Further locations will be added as of March 2011 in order to provide a wider, more complete green space gradient. The overlap of the foraging zones in Kamakura and Zushi did not affect the aggression data due to the fact that the foraging zones did not overlap the actual observation points, and birds in that zone were not included in the final results, but the new locations will be carefully spaced in order to avoid any further issues.
<![if !supportLists]>1.) <![endif]>Cringan, A.T., Horak, G.C., 1989. Proceedings of the Western Raptor Management Symposium and Workshop, National Wildlife Federation, Washington, DC. Effects of urbanization on raptors in the western United States., 219Ė228.
<![if !supportLists]>2.) <![endif]>Marzluff, J.M., 1997. Effects of urbanization and recreation on songbirds. In: Block, W.M., Finch, D.M. (Eds.), Songbird Ecology in Southwestern Ponderosa Pine Forests: A Literature Review. Gen. Tech. Re RM-GTR-292. US Department of Agriculture, Forest Service, Rocky Mountain Forest and Range Experiment Station, Fort Collins, CO, pp. 89Ė102.

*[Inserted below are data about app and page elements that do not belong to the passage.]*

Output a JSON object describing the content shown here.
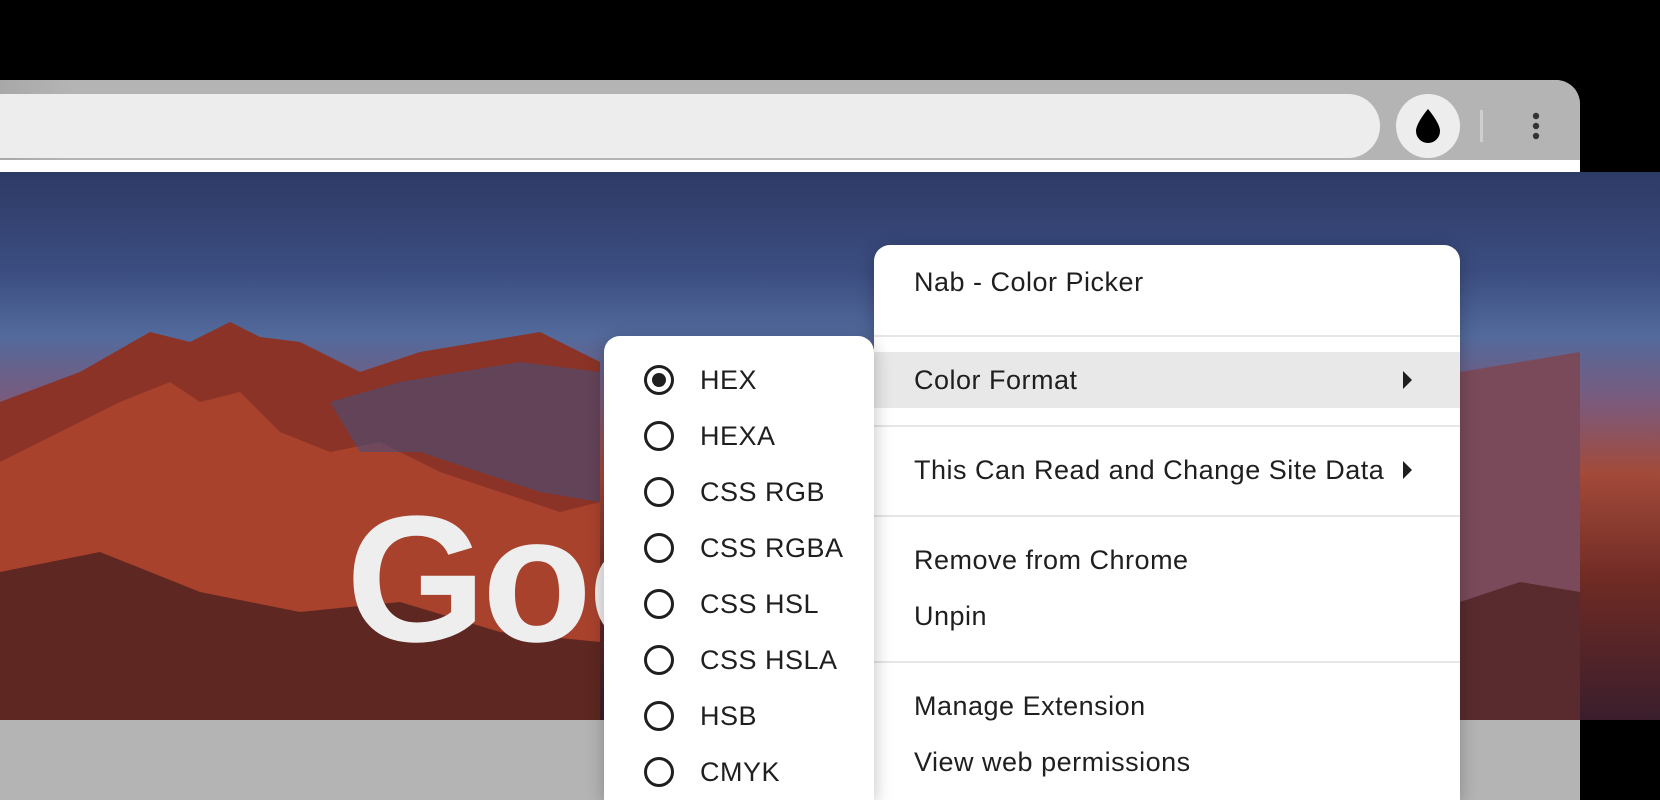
{
  "browser": {
    "extension_button_icon": "eyedropper-drop-icon",
    "more_menu_icon": "kebab-menu-icon"
  },
  "page": {
    "logo_text_visible": "Goo"
  },
  "context_menu": {
    "title": "Nab - Color Picker",
    "color_format_label": "Color Format",
    "site_data_label": "This Can Read and Change Site Data",
    "remove_label": "Remove from Chrome",
    "unpin_label": "Unpin",
    "manage_label": "Manage Extension",
    "permissions_label": "View web permissions"
  },
  "color_format_submenu": {
    "selected": "HEX",
    "options": [
      "HEX",
      "HEXA",
      "CSS RGB",
      "CSS RGBA",
      "CSS HSL",
      "CSS HSLA",
      "HSB",
      "CMYK"
    ]
  }
}
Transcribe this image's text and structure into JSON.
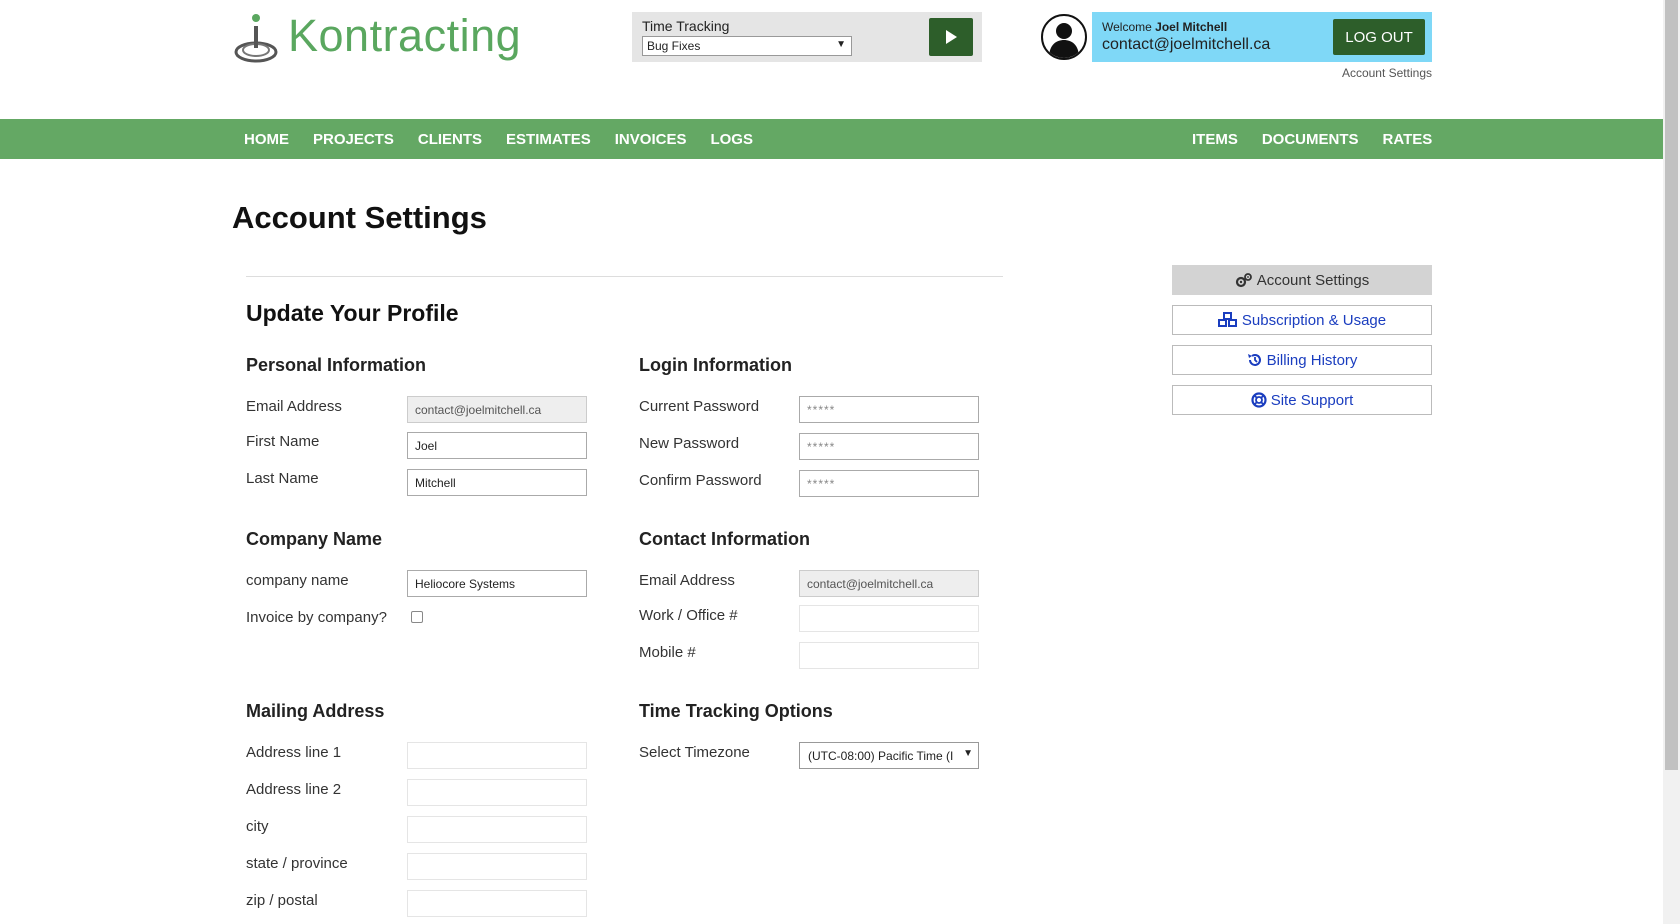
{
  "brand": {
    "name": "Kontracting"
  },
  "time_tracking": {
    "label": "Time Tracking",
    "selected": "Bug Fixes"
  },
  "user": {
    "welcome_prefix": "Welcome",
    "name": "Joel Mitchell",
    "email": "contact@joelmitchell.ca",
    "logout_label": "LOG OUT",
    "account_settings_link": "Account Settings"
  },
  "nav": {
    "left": [
      "HOME",
      "PROJECTS",
      "CLIENTS",
      "ESTIMATES",
      "INVOICES",
      "LOGS"
    ],
    "right": [
      "ITEMS",
      "DOCUMENTS",
      "RATES"
    ]
  },
  "page": {
    "title": "Account Settings",
    "section_title": "Update Your Profile"
  },
  "personal": {
    "heading": "Personal Information",
    "email_label": "Email Address",
    "email_value": "contact@joelmitchell.ca",
    "first_label": "First Name",
    "first_value": "Joel",
    "last_label": "Last Name",
    "last_value": "Mitchell"
  },
  "login": {
    "heading": "Login Information",
    "current_label": "Current Password",
    "current_value": "*****",
    "new_label": "New Password",
    "new_value": "*****",
    "confirm_label": "Confirm Password",
    "confirm_value": "*****"
  },
  "company": {
    "heading": "Company Name",
    "name_label": "company name",
    "name_value": "Heliocore Systems",
    "invoice_label": "Invoice by company?"
  },
  "contact": {
    "heading": "Contact Information",
    "email_label": "Email Address",
    "email_value": "contact@joelmitchell.ca",
    "work_label": "Work / Office #",
    "work_value": "",
    "mobile_label": "Mobile #",
    "mobile_value": ""
  },
  "mailing": {
    "heading": "Mailing Address",
    "line1_label": "Address line 1",
    "line1_value": "",
    "line2_label": "Address line 2",
    "line2_value": "",
    "city_label": "city",
    "city_value": "",
    "state_label": "state / province",
    "state_value": "",
    "zip_label": "zip / postal",
    "zip_value": ""
  },
  "time_options": {
    "heading": "Time Tracking Options",
    "timezone_label": "Select Timezone",
    "timezone_value": "(UTC-08:00) Pacific Time (I"
  },
  "side_menu": {
    "account_settings": "Account Settings",
    "subscription": "Subscription & Usage",
    "billing": "Billing History",
    "support": "Site Support"
  },
  "colors": {
    "nav_green": "#64a864",
    "dark_green": "#2d5e2a",
    "welcome_blue": "#7fd8f7",
    "link_blue": "#1a3dbf"
  }
}
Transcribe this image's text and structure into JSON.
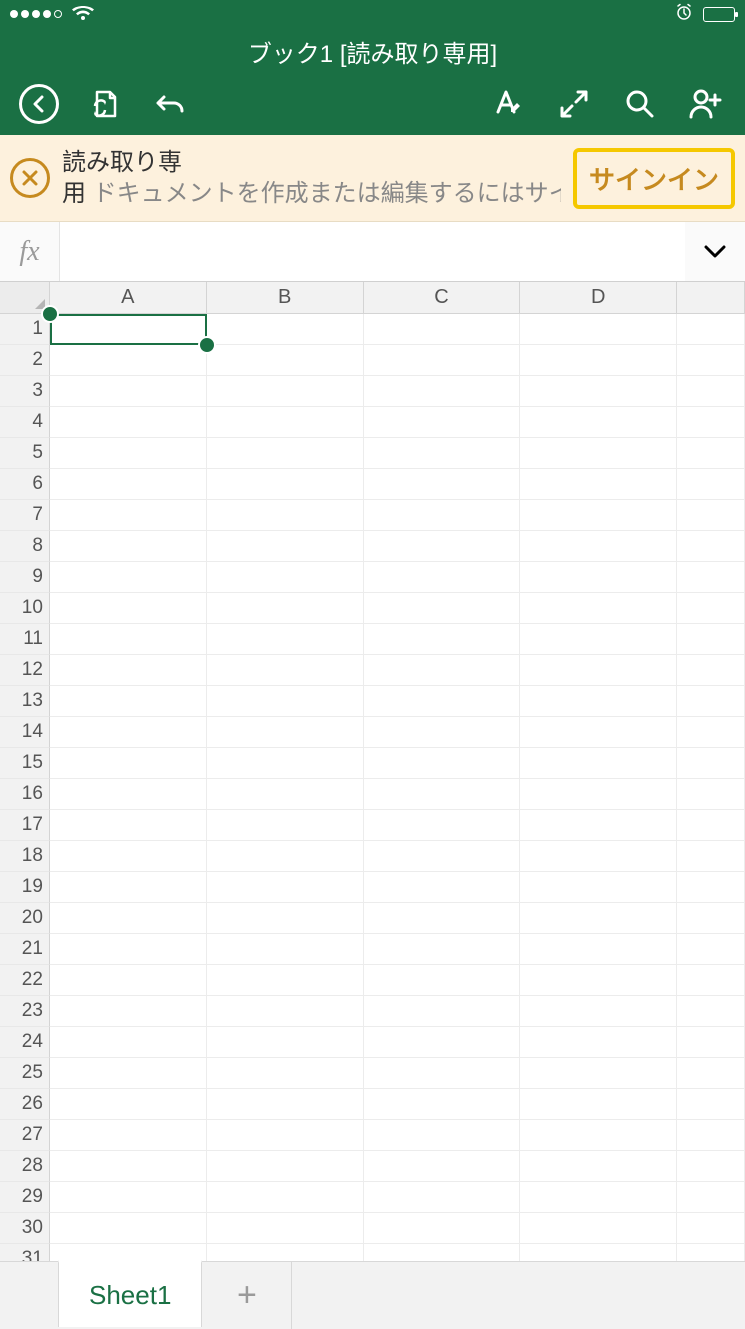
{
  "status": {
    "signal_dots": 5,
    "signal_filled": 4
  },
  "title": "ブック1 [読み取り専用]",
  "banner": {
    "strong": "読み取り専用",
    "body": "ドキュメントを作成または編集するにはサインインし…",
    "button": "サインイン"
  },
  "formula": {
    "fx": "fx",
    "value": ""
  },
  "grid": {
    "columns": [
      "A",
      "B",
      "C",
      "D",
      ""
    ],
    "row_count": 31,
    "selected_cell": "A1"
  },
  "sheet": {
    "active": "Sheet1"
  }
}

<![if !supportLists]>3.) <![endif]>Pease, M. L., R. K. Rose, and M. J. Butler. 2005. Effects of human disturbances on the behavior of wintering ducks. Wildlife Society Bulletin 33: 103-112.
<![if !supportLists]>4.) <![endif]>Sergio, F., P. Pedrini, and L. Marchesi. 2003. Adaptive selection of foraging and nesting habitat by black kites (Milvus migrans) and its implications for conservation: a multi-scale approach. Biological Conservation 112: 351Ė362.
<![if !supportLists]>5.) <![endif]>Shiraishi, S., K. Koga, and N. Kawaji. 1990. Food habits of the black-eared kite, Milvus migrans lineatus, in Nagasaki Airport and its adjacent areas. J. Fac. Agr., Kyushu Univ. 34: 247-254.